By far, starting this off, I am more of a sinner than a saint. And I know a lot of people, especially those who know me, will now bust into laughter, imagining me with two giant Topshop bags, walking up and down the Highstreet. If you are doing this, mate we’re in the same boat, I also can’t believe that one of the biggest fast fashion consumers is writing a few words on sustainability.
Honestly, I don’t know where to start. It feels like an endless, lost and long road I am still very much lost on.
Sustainability is a truly scary word, everyone is watching everyone. I am still scared about the whole thing by myself, as I am just trying my best. I am by far not where I should be.

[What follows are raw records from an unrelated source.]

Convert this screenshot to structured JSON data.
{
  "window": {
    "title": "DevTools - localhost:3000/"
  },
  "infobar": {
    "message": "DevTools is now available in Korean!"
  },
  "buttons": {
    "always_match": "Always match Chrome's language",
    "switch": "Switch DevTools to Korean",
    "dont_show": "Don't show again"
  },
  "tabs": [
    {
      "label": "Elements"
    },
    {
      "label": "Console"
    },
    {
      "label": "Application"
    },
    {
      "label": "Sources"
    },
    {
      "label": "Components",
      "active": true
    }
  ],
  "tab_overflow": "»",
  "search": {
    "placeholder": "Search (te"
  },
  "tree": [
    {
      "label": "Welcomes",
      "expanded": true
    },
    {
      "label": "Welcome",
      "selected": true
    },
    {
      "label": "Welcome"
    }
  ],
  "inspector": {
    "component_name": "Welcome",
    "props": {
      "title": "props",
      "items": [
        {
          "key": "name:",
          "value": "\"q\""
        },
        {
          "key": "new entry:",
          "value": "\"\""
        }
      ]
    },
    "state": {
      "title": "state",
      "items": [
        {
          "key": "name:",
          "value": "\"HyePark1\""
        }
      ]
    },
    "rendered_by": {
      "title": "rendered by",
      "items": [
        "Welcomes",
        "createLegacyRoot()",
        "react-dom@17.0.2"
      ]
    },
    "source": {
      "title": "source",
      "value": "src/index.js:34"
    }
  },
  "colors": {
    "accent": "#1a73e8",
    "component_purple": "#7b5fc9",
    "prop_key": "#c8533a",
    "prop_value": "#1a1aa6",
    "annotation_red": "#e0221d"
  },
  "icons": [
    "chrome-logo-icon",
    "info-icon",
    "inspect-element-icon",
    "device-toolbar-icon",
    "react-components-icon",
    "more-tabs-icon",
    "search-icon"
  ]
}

Before climate was such an emerging topic around me, I would have probably never even mentioned the word “sustainable” on my blog. Being very honest with myself, I do not have a lifestyle that anyone who is more or less educated would call “sustainable”: I love limited edition paper coffee cups, I fly around couple times a year, I am the queen of impulsive asos orders and if there was a Topshop loyalty card, believe me, I would have the gold version.
Last year, my obsession with cheap fashion and being able to buy whatever I desired to on a very little price, kicked off and I went mad. Everyone goes mad in some aspects of life- and me, the tiny human, with a complicated soul which tends to obsession and addiction, went completely mad. I don’t even have any other words to describe my behaviour, and analysing it, I used fast fashion as a medicine to full fill a hole in my soul.
I was feeling empty all the time, not pretty enough, not worthy enough, I was always seeking validation and maybe my brain thought that I would get that if I keep up with the latest trends. Buying clothes was my coping mechanism, constantly telling myself that if I buy one more item, I will finally feel fine. The truth is, I felt fine months later, when I finally stopped in being careless with myself.
With this post, I definitely do not want to start a perfect instagramalike minimalist lifestyle and keep posting pictures of nearly half empty rooms in order to get validated. Everyone who knows me just a tiny bit knows that I am more of a maximalist.
However, my fast fashion binge buying behaviour, did obviously not lead to anything very good: when I moved out my flat in Manchester over the summer, I had a lot of storage boxes full of clothing, plus an insane amount of stuff stored at my parent’s house.
Looking back in the day, the thing that fascinated me about fashion when I was younger was the aspect of self-expression in it. Honestly, it still is, and it forever will be. When I first dived into the crazy world of garments, I was of course targeted to everything that was not available on my doorstep in my tiny ass village.
When I travelled to cities, I spend hours in an urban outfitters, and if I even only left with the most basic black denim skirt (which I would have probably found in a charity shop for a lot less money), I was happily fulfilled because of the experience and it felt like something special.
Moving to a city, going into an urban outfitters is not that special anymore. What used to be miles and miles away is now in short walking distance, and living independently, you do not have to ask your parents before every purchase like you did when you were 15 years old.
When I became so fascinated about fashion and self-expression through garments back in the day, I was never flashed by fast fashion, as I considered it as mainstream. I adored vintage clothing, whichever city I visited, I went to various vintage stores. I loved how unique the pieces are and that you might by chance catch an item that only you will have. I remember very vividly how I dragged my parents around stores in Paris or Amsterdam as a horrible, moody teenager. In my defence, I still have those pieces.
As I adored vintage so much, I kept browsing depop and etsy for ages to find gunne sax seventies dresses- I still do, I still haven’t found one in an affordable price range hahah.
Bringing it back to be beginning, I realized that especially last year, I have spent a fortune on fast fashion. This lightbulb started to light up in my head very suddenly at some point in the last few months. Spending time in north America, where thrifting is more accessible than back home, I have just realized how vintage shopping fulfils my fashion craving soul a lot more than anything else.
Also, I realized how much I love supporting small brands, making the world of retail a bit brighter, colourful, and diverse.
And again, I am not blaming anyone with this. The only person I am blaming is myself, for handling carelessly in order to fill up my inner emptiness. I am still very far away from being a saint, and being honest, I will never be one. My wardrobe is still packed with a lot of items of fast fashion brands, but I simply try to minimise the amount of times I shop there.
Every little step counts.
No one of us is too small to make a difference, as Greta would say it. Not even in the crazy world of fashion. Let’s use our power together and try and make one.
PHOTOS BY ASHLEY LOUISE SMITH